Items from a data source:
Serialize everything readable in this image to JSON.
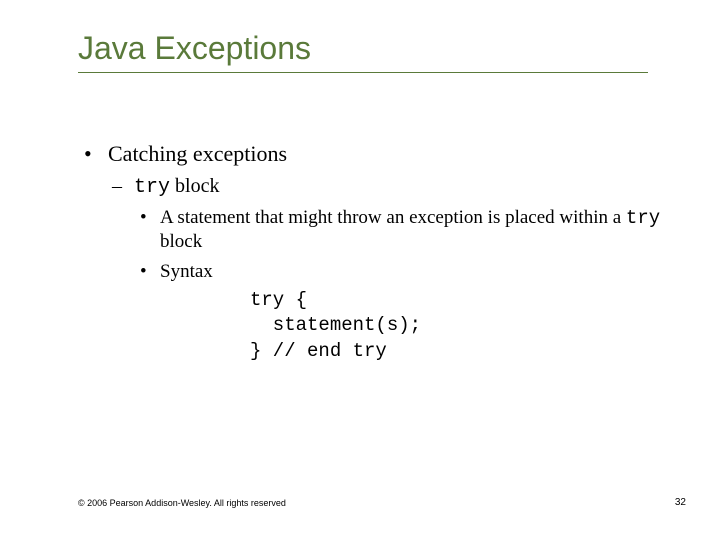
{
  "title": "Java Exceptions",
  "bullet1": "Catching exceptions",
  "sub1_code": "try",
  "sub1_rest": " block",
  "sub1a_pre": "A statement that might throw an exception is placed within a ",
  "sub1a_code": "try",
  "sub1a_post": " block",
  "sub1b": "Syntax",
  "code_line1": "try {",
  "code_line2": "  statement(s);",
  "code_line3": "} // end try",
  "footer_left": "© 2006 Pearson Addison-Wesley. All rights reserved",
  "footer_right": "32"
}
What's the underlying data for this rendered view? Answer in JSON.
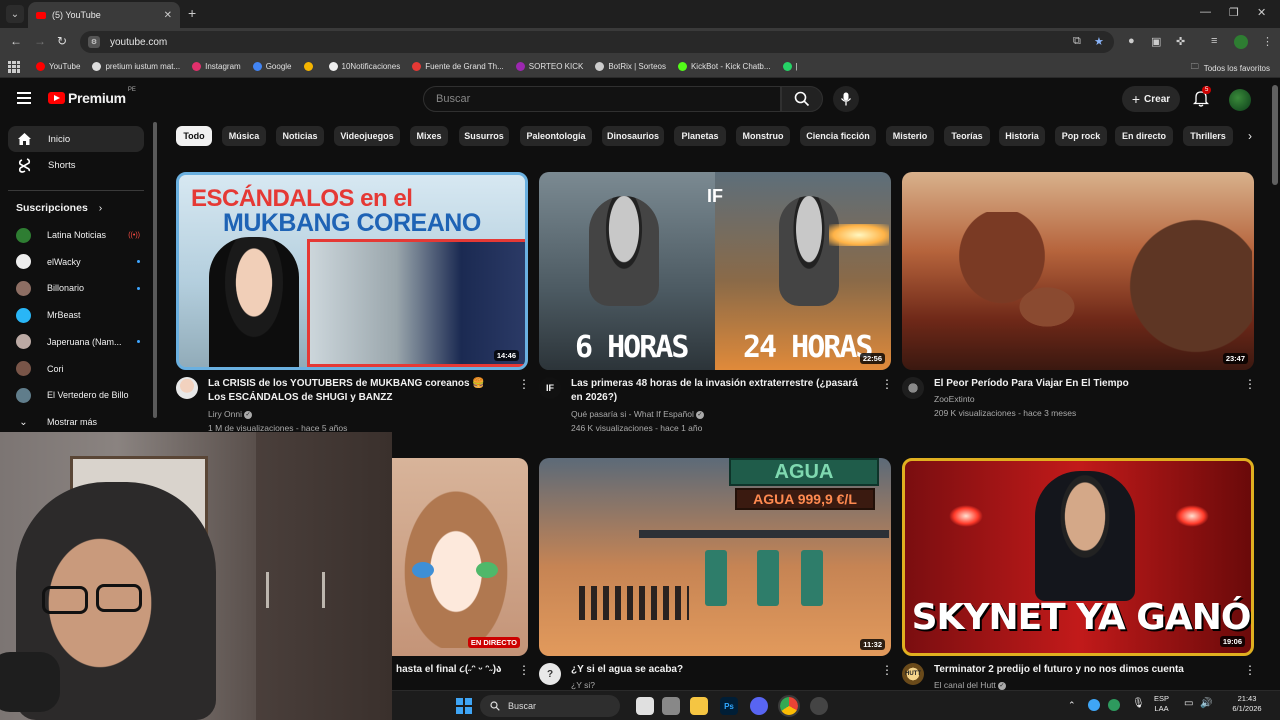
{
  "browser": {
    "tab_title": "(5) YouTube",
    "url": "youtube.com",
    "bookmarks": [
      {
        "label": "YouTube",
        "color": "#ff0000"
      },
      {
        "label": "pretium iustum mat...",
        "color": "#dddddd"
      },
      {
        "label": "Instagram",
        "color": "#e1306c"
      },
      {
        "label": "Google",
        "color": "#4285f4"
      },
      {
        "label": "",
        "color": "#f4b400"
      },
      {
        "label": "10Notificaciones",
        "color": "#eeeeee"
      },
      {
        "label": "Fuente de Grand Th...",
        "color": "#e53935"
      },
      {
        "label": "SORTEO KICK",
        "color": "#9c27b0"
      },
      {
        "label": "BotRix | Sorteos",
        "color": "#cccccc"
      },
      {
        "label": "KickBot - Kick Chatb...",
        "color": "#53fc18"
      },
      {
        "label": "|",
        "color": "#25d366"
      }
    ],
    "all_bookmarks": "Todos los favoritos"
  },
  "header": {
    "logo_text": "Premium",
    "region": "PE",
    "search_placeholder": "Buscar",
    "create_label": "Crear",
    "notif_count": "5"
  },
  "sidebar": {
    "items": [
      {
        "label": "Inicio"
      },
      {
        "label": "Shorts"
      }
    ],
    "subs_heading": "Suscripciones",
    "subscriptions": [
      {
        "label": "Latina Noticias",
        "color": "#2e7d32",
        "indicator": "live"
      },
      {
        "label": "elWacky",
        "color": "#eeeeee",
        "indicator": "dot"
      },
      {
        "label": "Billonario",
        "color": "#8d6e63",
        "indicator": "dot"
      },
      {
        "label": "MrBeast",
        "color": "#29b6f6",
        "indicator": "none"
      },
      {
        "label": "Japeruana (Nam...",
        "color": "#bcaaa4",
        "indicator": "dot"
      },
      {
        "label": "Cori",
        "color": "#795548",
        "indicator": "none"
      },
      {
        "label": "El Vertedero de Billo",
        "color": "#607d8b",
        "indicator": "none"
      }
    ],
    "show_more": "Mostrar más"
  },
  "chips": [
    "Todo",
    "Música",
    "Noticias",
    "Videojuegos",
    "Mixes",
    "Susurros",
    "Paleontología",
    "Dinosaurios",
    "Planetas",
    "Monstruo",
    "Ciencia ficción",
    "Misterio",
    "Teorías",
    "Historia",
    "Pop rock",
    "En directo",
    "Thrillers"
  ],
  "videos": [
    {
      "title": "La CRISIS de los YOUTUBERS de MUKBANG coreanos 🍔 Los ESCÁNDALOS de SHUGI y BANZZ",
      "channel": "Liry Onni",
      "meta": "1 M de visualizaciones - hace 5 años",
      "duration": "14:46",
      "thumb_text": [
        "ESCÁNDALOS en el",
        "MUKBANG COREANO"
      ]
    },
    {
      "title": "Las primeras 48 horas de la invasión extraterrestre (¿pasará en 2026?)",
      "channel": "Qué pasaría si - What If Español",
      "meta": "246 K visualizaciones - hace 1 año",
      "duration": "22:56",
      "thumb_text": [
        "6 HORAS",
        "24 HORAS",
        "IF"
      ]
    },
    {
      "title": "El Peor Período Para Viajar En El Tiempo",
      "channel": "ZooExtinto",
      "meta": "209 K visualizaciones - hace 3 meses",
      "duration": "23:47",
      "thumb_text": []
    },
    {
      "title": "hasta el final ૮(˶ᵔ ᵕ ᵔ˶)ა",
      "channel": "",
      "meta": "",
      "duration": "",
      "live_label": "EN DIRECTO",
      "thumb_text": []
    },
    {
      "title": "¿Y si el agua se acaba?",
      "channel": "¿Y si?",
      "meta": "",
      "duration": "11:32",
      "thumb_text": [
        "AGUA",
        "AGUA 999,9 €/L"
      ]
    },
    {
      "title": "Terminator 2 predijo el futuro y no nos dimos cuenta",
      "channel": "El canal del Hutt",
      "meta": "",
      "duration": "19:06",
      "thumb_text": [
        "SKYNET YA GANÓ"
      ]
    }
  ],
  "taskbar": {
    "search_placeholder": "Buscar",
    "lang": "ESP",
    "lang2": "LAA",
    "time": "21:43",
    "date": "6/1/2026"
  }
}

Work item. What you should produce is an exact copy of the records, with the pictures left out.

Solution.
Serialize everything readable in this image to JSON.
{
  "title": "Java Exceptions",
  "bullet1": "Catching exceptions",
  "sub1_code": "try",
  "sub1_rest": " block",
  "sub1a_pre": "A statement that might throw an exception is placed within a ",
  "sub1a_code": "try",
  "sub1a_post": " block",
  "sub1b": "Syntax",
  "code_line1": "try {",
  "code_line2": "  statement(s);",
  "code_line3": "} // end try",
  "footer_left": "© 2006 Pearson Addison-Wesley. All rights reserved",
  "footer_right": "32"
}
What's the underlying data for this rendered view? Answer in JSON.
{
  "browser": {
    "tab_title": "(5) YouTube",
    "url": "youtube.com",
    "bookmarks": [
      {
        "label": "YouTube",
        "color": "#ff0000"
      },
      {
        "label": "pretium iustum mat...",
        "color": "#dddddd"
      },
      {
        "label": "Instagram",
        "color": "#e1306c"
      },
      {
        "label": "Google",
        "color": "#4285f4"
      },
      {
        "label": "",
        "color": "#f4b400"
      },
      {
        "label": "10Notificaciones",
        "color": "#eeeeee"
      },
      {
        "label": "Fuente de Grand Th...",
        "color": "#e53935"
      },
      {
        "label": "SORTEO KICK",
        "color": "#9c27b0"
      },
      {
        "label": "BotRix | Sorteos",
        "color": "#cccccc"
      },
      {
        "label": "KickBot - Kick Chatb...",
        "color": "#53fc18"
      },
      {
        "label": "|",
        "color": "#25d366"
      }
    ],
    "all_bookmarks": "Todos los favoritos"
  },
  "header": {
    "logo_text": "Premium",
    "region": "PE",
    "search_placeholder": "Buscar",
    "create_label": "Crear",
    "notif_count": "5"
  },
  "sidebar": {
    "items": [
      {
        "label": "Inicio"
      },
      {
        "label": "Shorts"
      }
    ],
    "subs_heading": "Suscripciones",
    "subscriptions": [
      {
        "label": "Latina Noticias",
        "color": "#2e7d32",
        "indicator": "live"
      },
      {
        "label": "elWacky",
        "color": "#eeeeee",
        "indicator": "dot"
      },
      {
        "label": "Billonario",
        "color": "#8d6e63",
        "indicator": "dot"
      },
      {
        "label": "MrBeast",
        "color": "#29b6f6",
        "indicator": "none"
      },
      {
        "label": "Japeruana (Nam...",
        "color": "#bcaaa4",
        "indicator": "dot"
      },
      {
        "label": "Cori",
        "color": "#795548",
        "indicator": "none"
      },
      {
        "label": "El Vertedero de Billo",
        "color": "#607d8b",
        "indicator": "none"
      }
    ],
    "show_more": "Mostrar más"
  },
  "chips": [
    "Todo",
    "Música",
    "Noticias",
    "Videojuegos",
    "Mixes",
    "Susurros",
    "Paleontología",
    "Dinosaurios",
    "Planetas",
    "Monstruo",
    "Ciencia ficción",
    "Misterio",
    "Teorías",
    "Historia",
    "Pop rock",
    "En directo",
    "Thrillers"
  ],
  "videos": [
    {
      "title": "La CRISIS de los YOUTUBERS de MUKBANG coreanos 🍔 Los ESCÁNDALOS de SHUGI y BANZZ",
      "channel": "Liry Onni",
      "meta": "1 M de visualizaciones - hace 5 años",
      "duration": "14:46",
      "thumb_text": [
        "ESCÁNDALOS en el",
        "MUKBANG COREANO"
      ]
    },
    {
      "title": "Las primeras 48 horas de la invasión extraterrestre (¿pasará en 2026?)",
      "channel": "Qué pasaría si - What If Español",
      "meta": "246 K visualizaciones - hace 1 año",
      "duration": "22:56",
      "thumb_text": [
        "6 HORAS",
        "24 HORAS",
        "IF"
      ]
    },
    {
      "title": "El Peor Período Para Viajar En El Tiempo",
      "channel": "ZooExtinto",
      "meta": "209 K visualizaciones - hace 3 meses",
      "duration": "23:47",
      "thumb_text": []
    },
    {
      "title": "hasta el final ૮(˶ᵔ ᵕ ᵔ˶)ა",
      "channel": "",
      "meta": "",
      "duration": "",
      "live_label": "EN DIRECTO",
      "thumb_text": []
    },
    {
      "title": "¿Y si el agua se acaba?",
      "channel": "¿Y si?",
      "meta": "",
      "duration": "11:32",
      "thumb_text": [
        "AGUA",
        "AGUA 999,9 €/L"
      ]
    },
    {
      "title": "Terminator 2 predijo el futuro y no nos dimos cuenta",
      "channel": "El canal del Hutt",
      "meta": "",
      "duration": "19:06",
      "thumb_text": [
        "SKYNET YA GANÓ"
      ]
    }
  ],
  "taskbar": {
    "search_placeholder": "Buscar",
    "lang": "ESP",
    "lang2": "LAA",
    "time": "21:43",
    "date": "6/1/2026"
  }
}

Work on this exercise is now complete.